In terms of progress on gender equality in key decision-making positions in major political, economic and social institutions, the EU is only halfway towards equality (European Commission, 2021a). Although the domain of power has seen the most improvement of all domains since 2010, progress has been slow and uneven. Women account for only one in three members of EU national parliaments. Women remain substantially under-represented in corporate boardrooms: 30 % in 2021. In large companies, less than 1 in 10 board presidents or CEOs are women. Despite women’s growing involvement in research funding, media content and sports policies, their opportunities to influence decisions in these sectors remain limited.
There are many reasons for the systemic under-representation of women in decision-making positions. These include gender roles and stereotypes, the heavy burden of housework and care duties, which limits women’s ability to be active in public life, discriminatory employment practices and gender-based violence. Concerns are also mounting over rampant online harassment of women in leadership, which further discourages women from engaging in public debate or running for office (EIGE, 2020a).
The glaring absence of women in COVID-19 emergency decision-making is having a direct impact on people’s lives. Ensuring gender balance in decision-making on disease prevention and response in all countries can strengthen governments’ responses (OECD, 2020a). The benefits of gender balance in crisis management extend beyond the immediate consequences of the pandemic to the longer-term ramifications of COVID-19 on gender equality (EIGE, 2021c).
Political representation and access to decision-making are now more frequently included among social determinants of health (SDH) (Bhui, 2018; Gerry McCartney et al., 2021), and are sometimes referred to as a political determinant of health (Ottersen et al., 2014). A 2020 WHO report found that the gap in life expectancy is correlated with the degree of political equity, and the benefit was greater for men (WHO Regional Office for Europe, 2020). In addition, Van de Velde et al. (2013) found that a high degree of macro-level gender equality, especially with more women in political decision-making, is associated with lower levels of depression in both women and men.
EU institutions have increasingly turned their attention to women’s representation in political and economic decision-making.
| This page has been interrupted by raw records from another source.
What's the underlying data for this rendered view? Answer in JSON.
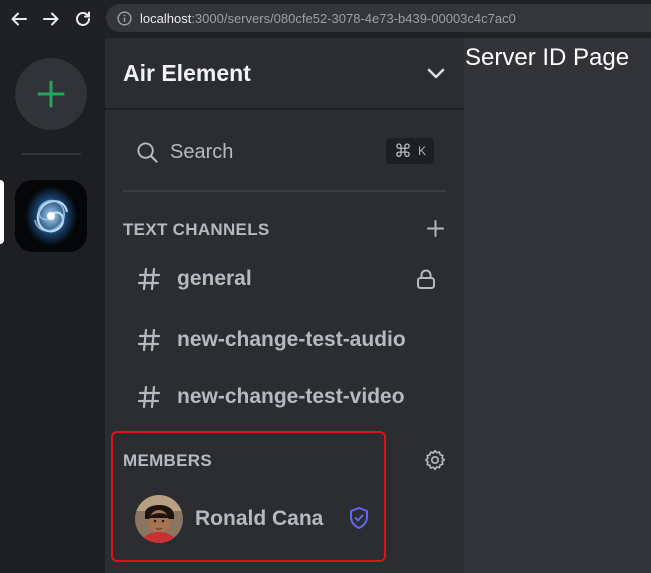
{
  "browser": {
    "url_host": "localhost",
    "url_rest": ":3000/servers/080cfe52-3078-4e73-b439-00003c4c7ac0"
  },
  "server": {
    "name": "Air Element"
  },
  "search": {
    "label": "Search",
    "shortcut_symbol": "⌘",
    "shortcut_key": "K"
  },
  "sections": {
    "text_channels": "TEXT CHANNELS",
    "members": "MEMBERS"
  },
  "channels": [
    {
      "name": "general",
      "locked": true
    },
    {
      "name": "new-change-test-audio",
      "locked": false
    },
    {
      "name": "new-change-test-video",
      "locked": false
    }
  ],
  "members": [
    {
      "name": "Ronald Cana",
      "role_icon": "shield-check-icon"
    }
  ],
  "main": {
    "title": "Server ID Page"
  },
  "colors": {
    "accent_green": "#23a55a",
    "role_blue": "#6366f1",
    "highlight_red": "#e0111a",
    "sidebar_bg": "#2b2d31",
    "rail_bg": "#1e1f22",
    "main_bg": "#313338"
  }
}
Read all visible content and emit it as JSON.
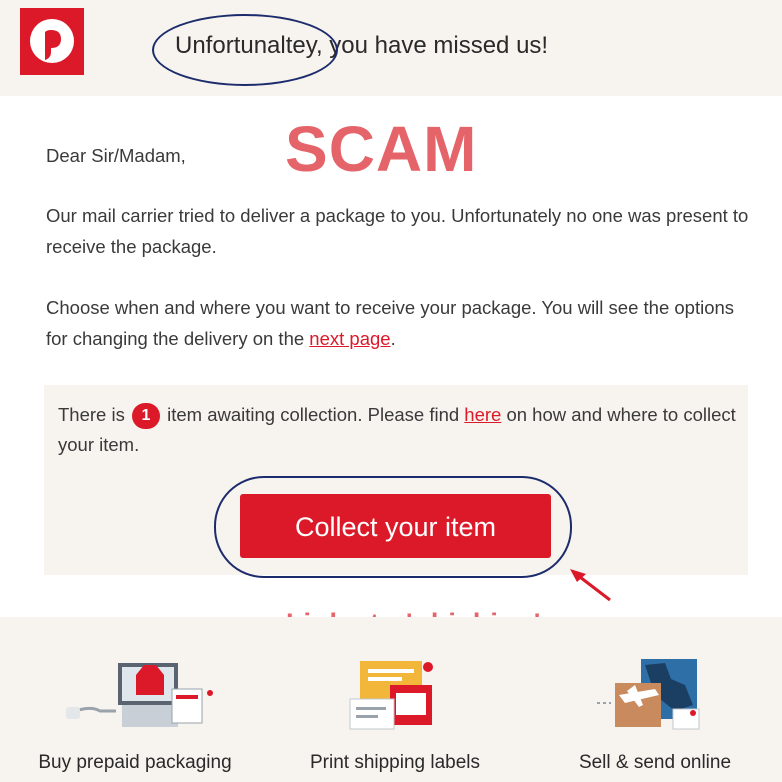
{
  "header": {
    "title": "Unfortunaltey, you have missed us!"
  },
  "scam_label": "SCAM",
  "greeting": "Dear Sir/Madam,",
  "paragraph1": "Our mail carrier tried to deliver a package to you. Unfortunately no one was present to receive the package.",
  "paragraph2": {
    "before": "Choose when and where you want to receive your package. You will see the options for changing the delivery on the ",
    "link": "next page",
    "after": "."
  },
  "panel": {
    "text_before": "There is ",
    "badge_count": "1",
    "text_middle": " item awaiting collection. Please find ",
    "link": "here",
    "text_after": " on how and where to collect your item."
  },
  "cta_label": "Collect your item",
  "annotation": "Links to 'phishing' survey",
  "footer": [
    {
      "label": "Buy prepaid packaging",
      "icon": "packaging-icon"
    },
    {
      "label": "Print shipping labels",
      "icon": "labels-icon"
    },
    {
      "label": "Sell & send online",
      "icon": "sell-send-icon"
    }
  ],
  "colors": {
    "brand_red": "#dc1928",
    "annotation_pink": "#e4646a",
    "ellipse_navy": "#1c2b6b",
    "panel_beige": "#f7f3ef"
  }
}
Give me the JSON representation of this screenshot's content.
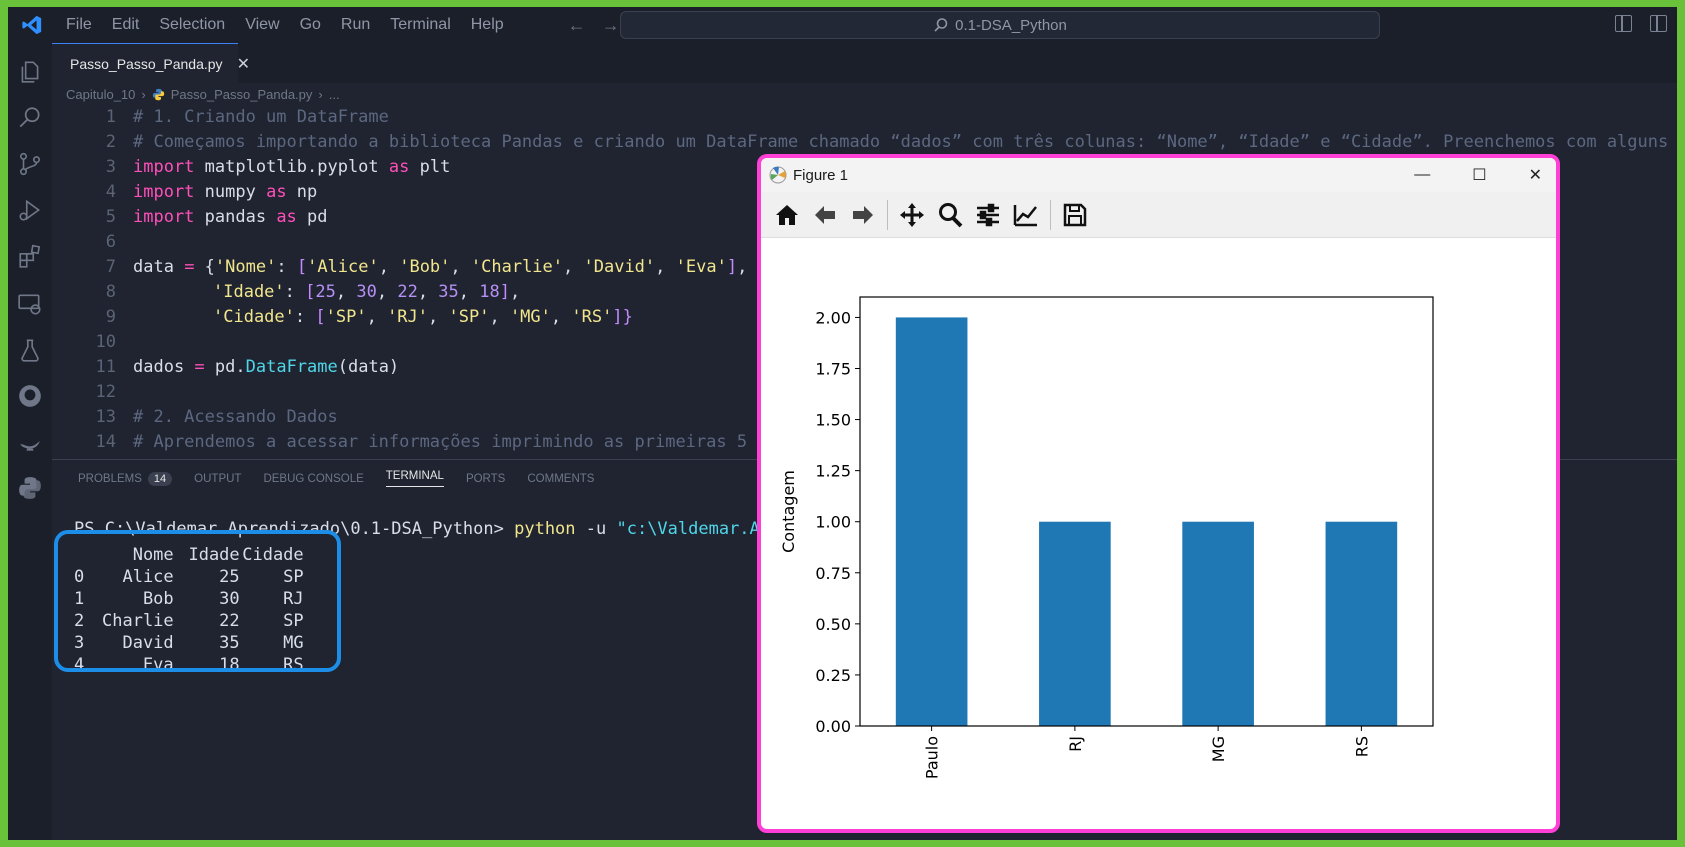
{
  "menu": [
    "File",
    "Edit",
    "Selection",
    "View",
    "Go",
    "Run",
    "Terminal",
    "Help"
  ],
  "command_center": "0.1-DSA_Python",
  "tab": {
    "label": "Passo_Passo_Panda.py",
    "close": "✕"
  },
  "breadcrumb": {
    "folder": "Capitulo_10",
    "file": "Passo_Passo_Panda.py",
    "more": "..."
  },
  "editor": {
    "line_numbers": [
      "1",
      "2",
      "3",
      "4",
      "5",
      "6",
      "7",
      "8",
      "9",
      "10",
      "11",
      "12",
      "13",
      "14"
    ],
    "l1": "# 1. Criando um DataFrame",
    "l2": "# Começamos importando a biblioteca Pandas e criando um DataFrame chamado “dados” com três colunas: “Nome”, “Idade” e “Cidade”. Preenchemos com alguns",
    "l3": {
      "kw": "import",
      "mod": " matplotlib.pyplot ",
      "as": "as",
      "alias": " plt"
    },
    "l4": {
      "kw": "import",
      "mod": " numpy ",
      "as": "as",
      "alias": " np"
    },
    "l5": {
      "kw": "import",
      "mod": " pandas ",
      "as": "as",
      "alias": " pd"
    },
    "l7": {
      "a": "data ",
      "eq": "=",
      "b": " {",
      "k": "'Nome'",
      "c": ": ",
      "br": "[",
      "v1": "'Alice'",
      "v2": "'Bob'",
      "v3": "'Charlie'",
      "v4": "'David'",
      "v5": "'Eva'",
      "bc": "]",
      "end": ","
    },
    "l8": {
      "k": "'Idade'",
      "c": ": ",
      "br": "[",
      "n1": "25",
      "n2": "30",
      "n3": "22",
      "n4": "35",
      "n5": "18",
      "bc": "]",
      "end": ","
    },
    "l9": {
      "k": "'Cidade'",
      "c": ": ",
      "br": "[",
      "v1": "'SP'",
      "v2": "'RJ'",
      "v3": "'SP'",
      "v4": "'MG'",
      "v5": "'RS'",
      "bc": "]",
      "end": "}"
    },
    "l11": {
      "a": "dados ",
      "eq": "=",
      "b": " pd.",
      "fn": "DataFrame",
      "c": "(data)"
    },
    "l13": "# 2. Acessando Dados",
    "l14": "# Aprendemos a acessar informações imprimindo as primeiras 5"
  },
  "panel": {
    "tabs": [
      "PROBLEMS",
      "OUTPUT",
      "DEBUG CONSOLE",
      "TERMINAL",
      "PORTS",
      "COMMENTS"
    ],
    "problems_count": "14",
    "active_tab": "TERMINAL"
  },
  "terminal": {
    "prompt": "PS C:\\Valdemar.Aprendizado\\0.1-DSA_Python> ",
    "command": "python",
    "flag": " -u ",
    "path": "\"c:\\Valdemar.Apr",
    "columns": [
      "",
      "Nome",
      "Idade",
      "Cidade"
    ],
    "rows": [
      [
        "0",
        "Alice",
        "25",
        "SP"
      ],
      [
        "1",
        "Bob",
        "30",
        "RJ"
      ],
      [
        "2",
        "Charlie",
        "22",
        "SP"
      ],
      [
        "3",
        "David",
        "35",
        "MG"
      ],
      [
        "4",
        "Eva",
        "18",
        "RS"
      ]
    ]
  },
  "figure": {
    "title": "Figure 1",
    "controls": {
      "minimize": "—",
      "maximize": "☐",
      "close": "✕"
    }
  },
  "chart_data": {
    "type": "bar",
    "categories": [
      "Paulo",
      "RJ",
      "MG",
      "RS"
    ],
    "values": [
      2.0,
      1.0,
      1.0,
      1.0
    ],
    "title": "",
    "xlabel": "",
    "ylabel": "Contagem",
    "ylim": [
      0,
      2.1
    ],
    "yticks": [
      "0.00",
      "0.25",
      "0.50",
      "0.75",
      "1.00",
      "1.25",
      "1.50",
      "1.75",
      "2.00"
    ],
    "bar_color": "#1f77b4",
    "grid": false
  },
  "colors": {
    "figure_border": "#ff3fd6",
    "dataframe_box": "#1d8ee8",
    "page_border": "#6ac23a"
  }
}
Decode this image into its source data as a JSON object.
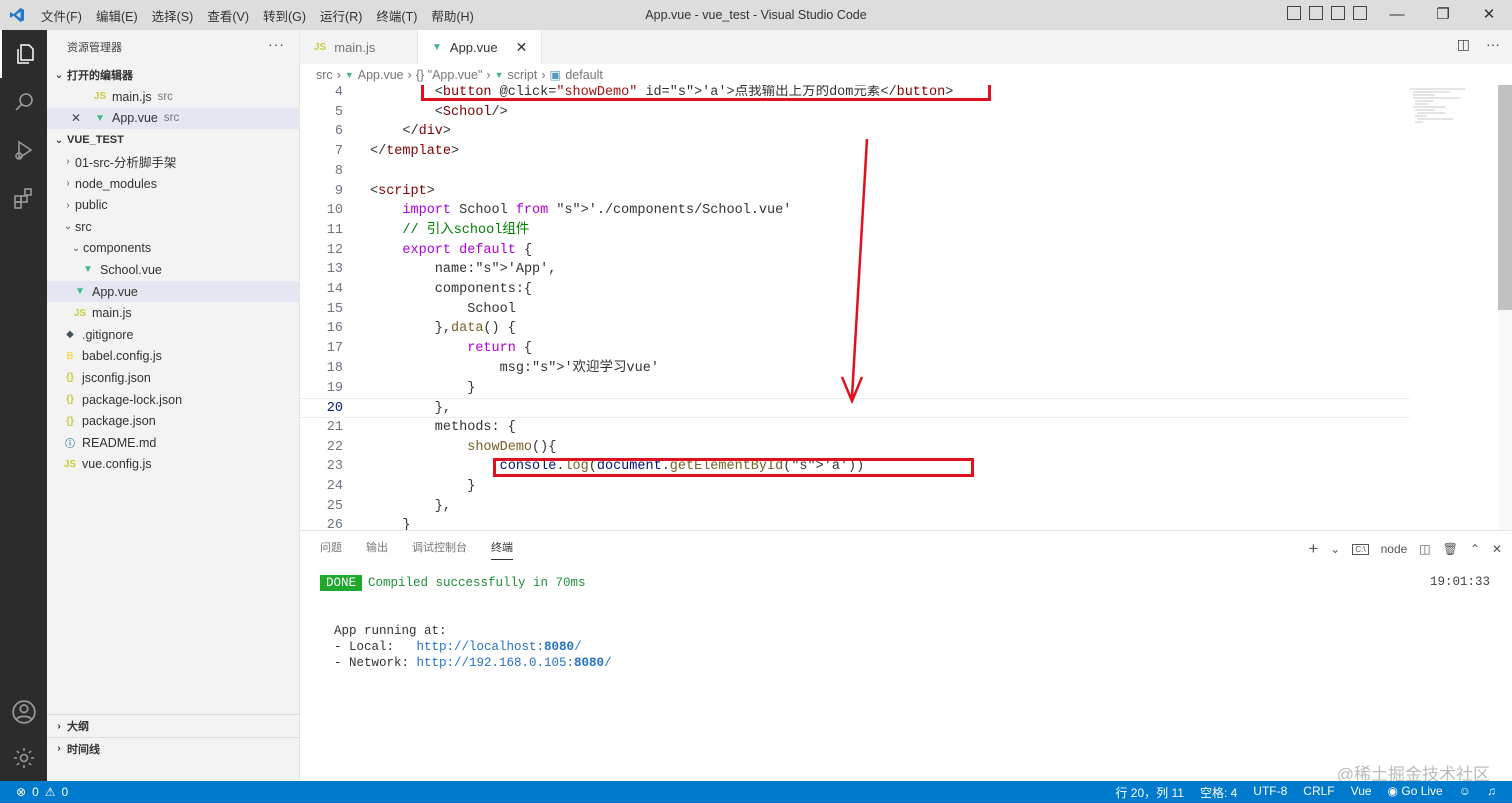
{
  "title": "App.vue - vue_test - Visual Studio Code",
  "menus": [
    "文件(F)",
    "编辑(E)",
    "选择(S)",
    "查看(V)",
    "转到(G)",
    "运行(R)",
    "终端(T)",
    "帮助(H)"
  ],
  "explorer": {
    "header": "资源管理器",
    "open_editors_label": "打开的编辑器",
    "open_editors": [
      {
        "name": "main.js",
        "dir": "src"
      },
      {
        "name": "App.vue",
        "dir": "src"
      }
    ],
    "project": "VUE_TEST",
    "tree": [
      "01-src-分析脚手架",
      "node_modules",
      "public",
      "src",
      "components",
      "School.vue",
      "App.vue",
      "main.js",
      ".gitignore",
      "babel.config.js",
      "jsconfig.json",
      "package-lock.json",
      "package.json",
      "README.md",
      "vue.config.js"
    ],
    "outline_label": "大纲",
    "timeline_label": "时间线"
  },
  "tabs": [
    {
      "label": "main.js",
      "icon": "js-icon"
    },
    {
      "label": "App.vue",
      "icon": "vue-icon"
    }
  ],
  "breadcrumb": [
    "src",
    "App.vue",
    "{} \"App.vue\"",
    "script",
    "default"
  ],
  "code_lines": [
    {
      "n": "4",
      "text": "        <button @click=\"showDemo\" id='a'>点我输出上方的dom元素</button>"
    },
    {
      "n": "5",
      "text": "        <School/>"
    },
    {
      "n": "6",
      "text": "    </div>"
    },
    {
      "n": "7",
      "text": "</template>"
    },
    {
      "n": "8",
      "text": ""
    },
    {
      "n": "9",
      "text": "<script>"
    },
    {
      "n": "10",
      "text": "    import School from './components/School.vue'"
    },
    {
      "n": "11",
      "text": "    // 引入school组件"
    },
    {
      "n": "12",
      "text": "    export default {"
    },
    {
      "n": "13",
      "text": "        name:'App',"
    },
    {
      "n": "14",
      "text": "        components:{"
    },
    {
      "n": "15",
      "text": "            School"
    },
    {
      "n": "16",
      "text": "        },data() {"
    },
    {
      "n": "17",
      "text": "            return {"
    },
    {
      "n": "18",
      "text": "                msg:'欢迎学习vue'"
    },
    {
      "n": "19",
      "text": "            }"
    },
    {
      "n": "20",
      "text": "        },"
    },
    {
      "n": "21",
      "text": "        methods: {"
    },
    {
      "n": "22",
      "text": "            showDemo(){"
    },
    {
      "n": "23",
      "text": "                console.log(document.getElementById('a'))"
    },
    {
      "n": "24",
      "text": "            }"
    },
    {
      "n": "25",
      "text": "        },"
    },
    {
      "n": "26",
      "text": "    }"
    }
  ],
  "panel": {
    "tabs": [
      "问题",
      "输出",
      "调试控制台",
      "终端"
    ],
    "active_tab": "终端",
    "terminal_name": "node",
    "done_badge": "DONE",
    "compiled": "Compiled successfully in 70ms",
    "time": "19:01:33",
    "running": "App running at:",
    "local_label": "- Local:   ",
    "local_url": "http://localhost:",
    "local_port": "8080",
    "network_label": "- Network: ",
    "network_url": "http://192.168.0.105:",
    "network_port": "8080"
  },
  "status": {
    "errors": "0",
    "warnings": "0",
    "position": "行 20，列 11",
    "spaces": "空格: 4",
    "encoding": "UTF-8",
    "eol": "CRLF",
    "language": "Vue",
    "golive": "Go Live"
  },
  "watermark": "@稀土掘金技术社区",
  "colors": {
    "statusbar": "#007acc",
    "activitybar": "#2c2c2c",
    "highlight": "#e0101e"
  }
}
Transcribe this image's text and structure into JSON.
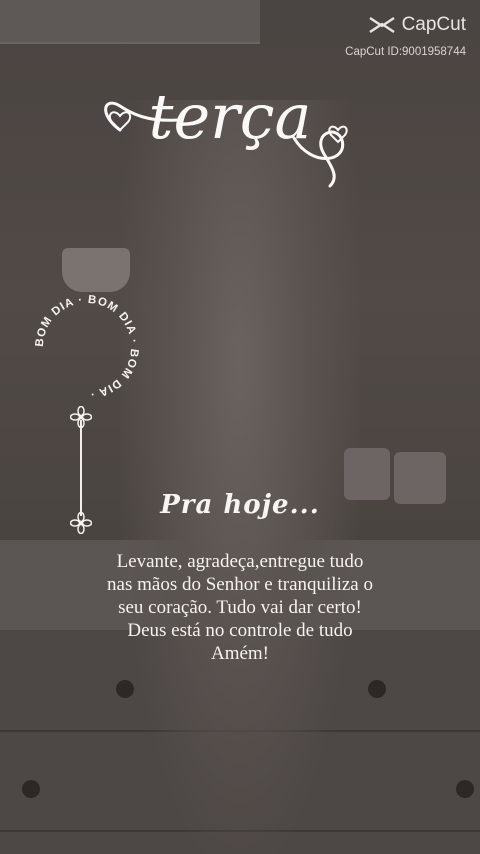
{
  "watermark": {
    "brand": "CapCut",
    "id_text": "CapCut ID:9001958744",
    "icon": "capcut-logo-icon"
  },
  "header": {
    "day": "terça"
  },
  "ring_badge": {
    "text": "BOM DIA · BOM DIA · BOM DIA · "
  },
  "content": {
    "subtitle": "Pra hoje...",
    "lines": [
      "Levante, agradeça,entregue tudo",
      "nas mãos do Senhor e tranquiliza o",
      "seu coração. Tudo vai dar certo!",
      "Deus está no controle de tudo",
      "Amém!"
    ]
  },
  "colors": {
    "text": "#f5f2f0",
    "overlay": "#3b3634"
  }
}
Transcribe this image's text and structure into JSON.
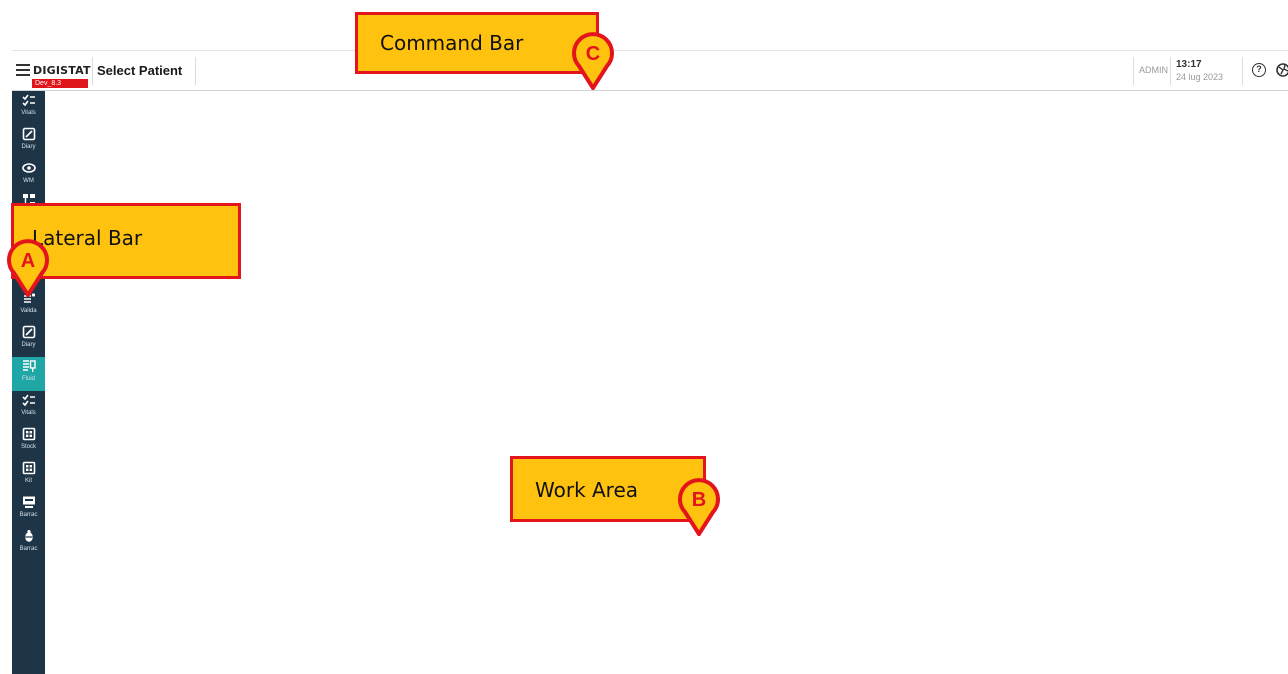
{
  "header": {
    "app_name": "DIGISTAT",
    "version": "Dev_8.3",
    "page_title": "Select Patient",
    "user": "ADMIN",
    "time": "13:17",
    "date": "24 lug 2023"
  },
  "sidebar": {
    "items": [
      {
        "label": "Vitals",
        "icon": "checklist-icon",
        "active": false
      },
      {
        "label": "Diary",
        "icon": "edit-square-icon",
        "active": false
      },
      {
        "label": "WM",
        "icon": "eye-icon",
        "active": false
      },
      {
        "label": "",
        "icon": "network-icon",
        "active": false
      },
      {
        "label": "Valida",
        "icon": "list-check-icon",
        "active": false
      },
      {
        "label": "Diary",
        "icon": "edit-square-icon",
        "active": false
      },
      {
        "label": "Fluid",
        "icon": "fluid-balance-icon",
        "active": true
      },
      {
        "label": "Vitals",
        "icon": "checklist-icon",
        "active": false
      },
      {
        "label": "Stock",
        "icon": "grid-box-icon",
        "active": false
      },
      {
        "label": "Kit",
        "icon": "grid-box-icon",
        "active": false
      },
      {
        "label": "Barrac",
        "icon": "monitor-icon",
        "active": false
      },
      {
        "label": "Barrac",
        "icon": "bug-icon",
        "active": false
      }
    ]
  },
  "callouts": {
    "command_bar": {
      "text": "Command Bar",
      "letter": "C"
    },
    "lateral_bar": {
      "text": "Lateral Bar",
      "letter": "A"
    },
    "work_area": {
      "text": "Work Area",
      "letter": "B"
    }
  },
  "colors": {
    "sidebar_bg": "#1e3547",
    "sidebar_active": "#1fa7a5",
    "callout_fill": "#ffc20e",
    "callout_border": "#e3141b",
    "version_badge": "#e0141b"
  }
}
The European Commission brought the issue to the political fore in 2012. It proposed a directive to improve the gender balance among non-executive directors of listed companies, with a minimum target of 40 % of the under-represented sex. Since then, the directive has been blocked in the Council.
Gender balance in decision-making is one of the three main pillars of the EU gender equality strategy 2020–2025. It underlines the importance of having women in leadership positions across political, economic and social s (European Commission, 2020b). The Commission has also adopted the European democracy action plan. It envisages actions to mainstream equality at every level to better enable democratic engagement, including gender balance in politics and decision-making (European Commission, 2020a).
 EIGE’s Gender Statistics Database shows that, as of May 2021, the European Parliament comprises 39 % women and 61 % men. As regards the European Commission, 2019 was the best year to date in terms of gender-balanced appointments, with 12 women (44 %) and 15 men (56 %), as Member States responded to a call from President of the European Commission Ursula von der Leyen for gender parity in nominations. The replacement of the Irish Commissioner in October 2020 has improved the balance still further, to 13 women (48 %) and 14 men (52 %).
 The domain of power measures gender equality in the highest decision-making positions across the political, economic and social spheres. The subdomain of political power looks at the representation of women and men in national parliaments, government and regional/local assemblies. The subdomain of economic power examines the proportions of women and men on the corporate boards of the largest nationally registered companies and national central banks. The subdomain of social power includes data on the boards of research funding organisations, public broadcasters and the national sports federations of the sample of 10 most popular national sports in each country.